(Records from a dataset)
==================================================
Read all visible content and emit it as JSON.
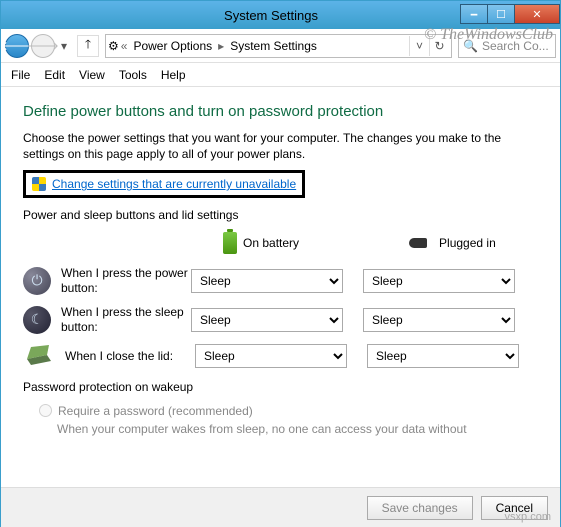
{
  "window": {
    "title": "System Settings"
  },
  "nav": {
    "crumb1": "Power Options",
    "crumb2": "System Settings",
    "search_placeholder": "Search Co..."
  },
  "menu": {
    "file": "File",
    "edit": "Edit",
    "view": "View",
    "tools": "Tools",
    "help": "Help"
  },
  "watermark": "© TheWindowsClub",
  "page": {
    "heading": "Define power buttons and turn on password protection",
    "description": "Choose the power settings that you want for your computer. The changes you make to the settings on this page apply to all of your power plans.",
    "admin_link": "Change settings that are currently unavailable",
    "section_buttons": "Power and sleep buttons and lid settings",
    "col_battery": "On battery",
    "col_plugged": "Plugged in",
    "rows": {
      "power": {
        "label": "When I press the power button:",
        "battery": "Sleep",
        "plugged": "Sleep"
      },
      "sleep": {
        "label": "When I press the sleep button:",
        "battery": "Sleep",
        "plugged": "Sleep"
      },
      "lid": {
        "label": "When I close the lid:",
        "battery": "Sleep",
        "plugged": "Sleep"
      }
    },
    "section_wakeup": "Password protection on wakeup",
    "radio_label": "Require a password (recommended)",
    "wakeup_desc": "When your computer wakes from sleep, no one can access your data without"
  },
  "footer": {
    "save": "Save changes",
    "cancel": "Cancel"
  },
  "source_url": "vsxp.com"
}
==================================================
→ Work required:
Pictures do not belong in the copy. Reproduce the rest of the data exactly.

→ Result of this task:
Read all visible content and emit it as JSON.
{
  "window": {
    "title": "System Settings"
  },
  "nav": {
    "crumb1": "Power Options",
    "crumb2": "System Settings",
    "search_placeholder": "Search Co..."
  },
  "menu": {
    "file": "File",
    "edit": "Edit",
    "view": "View",
    "tools": "Tools",
    "help": "Help"
  },
  "watermark": "© TheWindowsClub",
  "page": {
    "heading": "Define power buttons and turn on password protection",
    "description": "Choose the power settings that you want for your computer. The changes you make to the settings on this page apply to all of your power plans.",
    "admin_link": "Change settings that are currently unavailable",
    "section_buttons": "Power and sleep buttons and lid settings",
    "col_battery": "On battery",
    "col_plugged": "Plugged in",
    "rows": {
      "power": {
        "label": "When I press the power button:",
        "battery": "Sleep",
        "plugged": "Sleep"
      },
      "sleep": {
        "label": "When I press the sleep button:",
        "battery": "Sleep",
        "plugged": "Sleep"
      },
      "lid": {
        "label": "When I close the lid:",
        "battery": "Sleep",
        "plugged": "Sleep"
      }
    },
    "section_wakeup": "Password protection on wakeup",
    "radio_label": "Require a password (recommended)",
    "wakeup_desc": "When your computer wakes from sleep, no one can access your data without"
  },
  "footer": {
    "save": "Save changes",
    "cancel": "Cancel"
  },
  "source_url": "vsxp.com"
}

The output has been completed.